Ben Kingsley’s performance is so important as well. The architect behind the list, his portrayal of Stern is countered with contained fear and leveled sensibilities amid the senseless intentions of a dominant force of evil. His instincts kept him alive so that only he could help keep his comrades alive.
Schindler’s List won the Best Picture Oscar for 1993, only 50-52 years following the events of the Holocaust. Many survivors thankfully remained to see Spielberg’s epic premiere. People who I share this planet with experienced the most insane and heinous evil ever encountered. They were well to do people living normally until they were violently pulled from their homes, stripped of their possessions, separated from their families, suffered at the threat of murder, witnesses to other murders and hate crimes, humiliated, beaten, forced into slave labor in tightly contained ghettos and eventually thrust into concentration camps. Yet, these few survivors lived to carry on with their lives and deliver new generations, beyond this morally ugly and evil historic episode.
I’m being redundant as I’ve said it many times before, but isn’t that the point? The Holocaust and the Nazi regime only occurred around 85 years ago. This happened before. This can happen again.
Thank you, Steven Spielberg for Schindler’s List.
I don’t consider myself to be very religious anymore. Because of moments like the Holocaust, I question how a God could ever be possible. Still, for the survivors and those that perished, I can only say Baruch Hashem, and L’Chaim.
Peace. Progress. Love.
2 thoughts on “SCHINDLER’S LIST”
I couldn’t bring myself to watch this film until 2005. My heritage is German and I could never, ever, EVER see how so many people in towns surrounding the death camps had no idea. Didn’t buy it then and not buying it now.
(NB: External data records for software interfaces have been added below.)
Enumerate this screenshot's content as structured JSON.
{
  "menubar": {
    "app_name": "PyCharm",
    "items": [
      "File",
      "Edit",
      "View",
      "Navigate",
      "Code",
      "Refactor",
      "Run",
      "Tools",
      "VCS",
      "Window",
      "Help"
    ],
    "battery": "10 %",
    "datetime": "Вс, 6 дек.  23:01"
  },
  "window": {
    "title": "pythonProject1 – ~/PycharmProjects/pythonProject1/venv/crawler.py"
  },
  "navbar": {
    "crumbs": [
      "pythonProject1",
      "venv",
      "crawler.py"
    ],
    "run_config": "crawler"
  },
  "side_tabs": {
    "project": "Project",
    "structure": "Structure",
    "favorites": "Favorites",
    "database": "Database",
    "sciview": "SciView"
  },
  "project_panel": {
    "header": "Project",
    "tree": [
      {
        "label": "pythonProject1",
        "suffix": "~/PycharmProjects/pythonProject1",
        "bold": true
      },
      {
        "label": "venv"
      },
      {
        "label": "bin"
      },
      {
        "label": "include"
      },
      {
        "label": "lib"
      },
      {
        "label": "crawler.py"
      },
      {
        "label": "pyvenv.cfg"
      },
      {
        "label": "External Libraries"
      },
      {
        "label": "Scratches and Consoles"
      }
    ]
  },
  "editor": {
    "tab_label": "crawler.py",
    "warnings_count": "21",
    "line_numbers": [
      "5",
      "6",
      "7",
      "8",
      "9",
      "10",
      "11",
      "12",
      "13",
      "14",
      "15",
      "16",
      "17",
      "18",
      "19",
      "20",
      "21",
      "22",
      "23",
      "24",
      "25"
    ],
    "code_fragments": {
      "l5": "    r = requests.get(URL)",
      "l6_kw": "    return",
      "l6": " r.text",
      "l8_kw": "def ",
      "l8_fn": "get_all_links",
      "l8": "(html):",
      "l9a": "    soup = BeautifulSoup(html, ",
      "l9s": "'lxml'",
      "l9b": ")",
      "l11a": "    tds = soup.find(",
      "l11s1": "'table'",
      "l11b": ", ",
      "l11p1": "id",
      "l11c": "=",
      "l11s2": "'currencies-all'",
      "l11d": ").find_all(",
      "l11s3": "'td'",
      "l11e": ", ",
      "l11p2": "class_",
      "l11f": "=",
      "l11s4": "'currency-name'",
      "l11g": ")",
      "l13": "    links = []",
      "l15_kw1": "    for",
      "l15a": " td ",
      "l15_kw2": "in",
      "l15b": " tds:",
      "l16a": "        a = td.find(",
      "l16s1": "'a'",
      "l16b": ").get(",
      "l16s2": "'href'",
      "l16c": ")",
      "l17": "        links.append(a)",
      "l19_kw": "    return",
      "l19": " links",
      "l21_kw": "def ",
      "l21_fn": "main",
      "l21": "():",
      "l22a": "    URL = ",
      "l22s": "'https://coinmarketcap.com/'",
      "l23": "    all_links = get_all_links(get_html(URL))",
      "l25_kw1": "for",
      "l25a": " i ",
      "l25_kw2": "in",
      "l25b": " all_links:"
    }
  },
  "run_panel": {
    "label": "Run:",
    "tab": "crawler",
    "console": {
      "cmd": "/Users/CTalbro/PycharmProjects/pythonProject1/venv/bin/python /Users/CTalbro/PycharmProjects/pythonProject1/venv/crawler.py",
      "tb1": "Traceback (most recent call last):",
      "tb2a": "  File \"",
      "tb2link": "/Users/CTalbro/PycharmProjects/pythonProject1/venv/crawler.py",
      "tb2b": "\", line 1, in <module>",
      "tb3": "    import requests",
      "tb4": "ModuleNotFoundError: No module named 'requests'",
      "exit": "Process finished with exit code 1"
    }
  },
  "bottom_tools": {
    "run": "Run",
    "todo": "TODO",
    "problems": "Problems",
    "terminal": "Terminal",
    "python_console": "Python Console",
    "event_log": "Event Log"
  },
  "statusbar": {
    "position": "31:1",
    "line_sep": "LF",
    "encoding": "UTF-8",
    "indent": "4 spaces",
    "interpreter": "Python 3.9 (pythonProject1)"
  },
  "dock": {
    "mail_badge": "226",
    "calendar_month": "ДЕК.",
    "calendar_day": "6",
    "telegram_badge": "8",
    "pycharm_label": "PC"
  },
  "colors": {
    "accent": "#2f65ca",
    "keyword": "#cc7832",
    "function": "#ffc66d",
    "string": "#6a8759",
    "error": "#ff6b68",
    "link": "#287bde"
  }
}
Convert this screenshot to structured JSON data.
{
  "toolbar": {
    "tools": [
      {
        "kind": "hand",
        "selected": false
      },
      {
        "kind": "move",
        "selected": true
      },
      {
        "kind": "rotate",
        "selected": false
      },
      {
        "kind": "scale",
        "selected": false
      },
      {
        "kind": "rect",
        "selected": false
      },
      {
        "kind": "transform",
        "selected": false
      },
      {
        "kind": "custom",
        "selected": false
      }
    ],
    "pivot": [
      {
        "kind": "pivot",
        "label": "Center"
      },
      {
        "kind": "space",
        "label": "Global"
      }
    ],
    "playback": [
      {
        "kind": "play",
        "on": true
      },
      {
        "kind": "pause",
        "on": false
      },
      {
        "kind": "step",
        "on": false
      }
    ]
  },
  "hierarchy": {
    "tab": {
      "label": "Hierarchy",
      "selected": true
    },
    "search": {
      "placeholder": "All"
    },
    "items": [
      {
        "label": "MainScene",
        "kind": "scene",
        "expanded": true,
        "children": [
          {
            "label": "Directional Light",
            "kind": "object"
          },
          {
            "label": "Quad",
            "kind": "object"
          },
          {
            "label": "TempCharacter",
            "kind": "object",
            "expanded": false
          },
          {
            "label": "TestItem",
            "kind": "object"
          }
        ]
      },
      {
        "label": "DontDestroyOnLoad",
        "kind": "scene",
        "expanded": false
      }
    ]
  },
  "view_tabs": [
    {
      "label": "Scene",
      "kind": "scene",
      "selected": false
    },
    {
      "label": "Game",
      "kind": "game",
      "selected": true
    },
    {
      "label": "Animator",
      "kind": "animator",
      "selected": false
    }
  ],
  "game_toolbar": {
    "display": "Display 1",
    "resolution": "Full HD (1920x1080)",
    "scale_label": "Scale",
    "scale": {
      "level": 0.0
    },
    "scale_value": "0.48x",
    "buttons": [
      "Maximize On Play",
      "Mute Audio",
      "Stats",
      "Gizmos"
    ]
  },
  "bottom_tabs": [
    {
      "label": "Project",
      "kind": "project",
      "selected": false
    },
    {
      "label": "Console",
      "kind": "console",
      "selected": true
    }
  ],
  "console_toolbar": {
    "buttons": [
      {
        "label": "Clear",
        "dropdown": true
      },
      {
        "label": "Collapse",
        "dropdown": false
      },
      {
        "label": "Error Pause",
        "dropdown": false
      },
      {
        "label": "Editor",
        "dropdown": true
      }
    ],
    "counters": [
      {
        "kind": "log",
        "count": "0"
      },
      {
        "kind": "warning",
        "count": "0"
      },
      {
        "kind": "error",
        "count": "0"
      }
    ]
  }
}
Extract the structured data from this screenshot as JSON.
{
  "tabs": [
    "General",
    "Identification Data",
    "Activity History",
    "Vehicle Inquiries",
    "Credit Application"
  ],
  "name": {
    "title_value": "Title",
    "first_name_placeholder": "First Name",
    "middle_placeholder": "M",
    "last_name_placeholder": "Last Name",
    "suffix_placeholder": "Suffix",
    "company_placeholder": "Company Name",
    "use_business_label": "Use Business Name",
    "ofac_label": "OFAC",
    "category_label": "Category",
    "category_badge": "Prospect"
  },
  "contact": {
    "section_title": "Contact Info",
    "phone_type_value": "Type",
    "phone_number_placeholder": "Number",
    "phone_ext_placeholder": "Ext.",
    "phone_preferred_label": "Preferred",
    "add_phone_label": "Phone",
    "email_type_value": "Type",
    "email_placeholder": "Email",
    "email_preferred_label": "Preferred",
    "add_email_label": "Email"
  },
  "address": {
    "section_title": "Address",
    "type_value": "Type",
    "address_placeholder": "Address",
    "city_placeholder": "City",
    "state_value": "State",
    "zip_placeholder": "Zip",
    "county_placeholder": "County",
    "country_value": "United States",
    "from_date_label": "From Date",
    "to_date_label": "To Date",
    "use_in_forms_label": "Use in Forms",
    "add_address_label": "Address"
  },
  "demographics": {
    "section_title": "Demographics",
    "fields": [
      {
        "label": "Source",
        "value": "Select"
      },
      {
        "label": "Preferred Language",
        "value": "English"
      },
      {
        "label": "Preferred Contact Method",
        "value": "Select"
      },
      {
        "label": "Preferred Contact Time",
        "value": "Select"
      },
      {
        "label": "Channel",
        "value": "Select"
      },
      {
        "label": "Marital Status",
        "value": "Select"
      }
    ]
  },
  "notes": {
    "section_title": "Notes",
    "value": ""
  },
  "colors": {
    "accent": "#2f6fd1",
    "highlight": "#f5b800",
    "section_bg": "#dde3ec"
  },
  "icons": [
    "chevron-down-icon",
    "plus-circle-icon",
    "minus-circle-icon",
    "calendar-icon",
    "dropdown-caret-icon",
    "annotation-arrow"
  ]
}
I recently saw the Hitchcock documentary (NIGHT WILL FALL) that was never completed and it was shattering.
I am glad Spielberg made this film, embracing fully his heritage, acknowledging so much pain and loss that those of us in later generations could only begin to imagine. I remember the documentary SHOAH, all 9 hours of it, with the director gently saying yes, yes, I know it’s difficult to remember, but we must. Both directors understood that the survivors numbered fewer every year and would soon be gone altogether. It is the reason a lot of descendants are now tattooing the numbers on their own arms….
Check out PAPER CLIPS sometime, if you haven’t seen it, about a school project.
I’ve always wanted to see Shoah. Never heard of Paper Clips.
Schindler’s List is arguably one of the most important films ever made.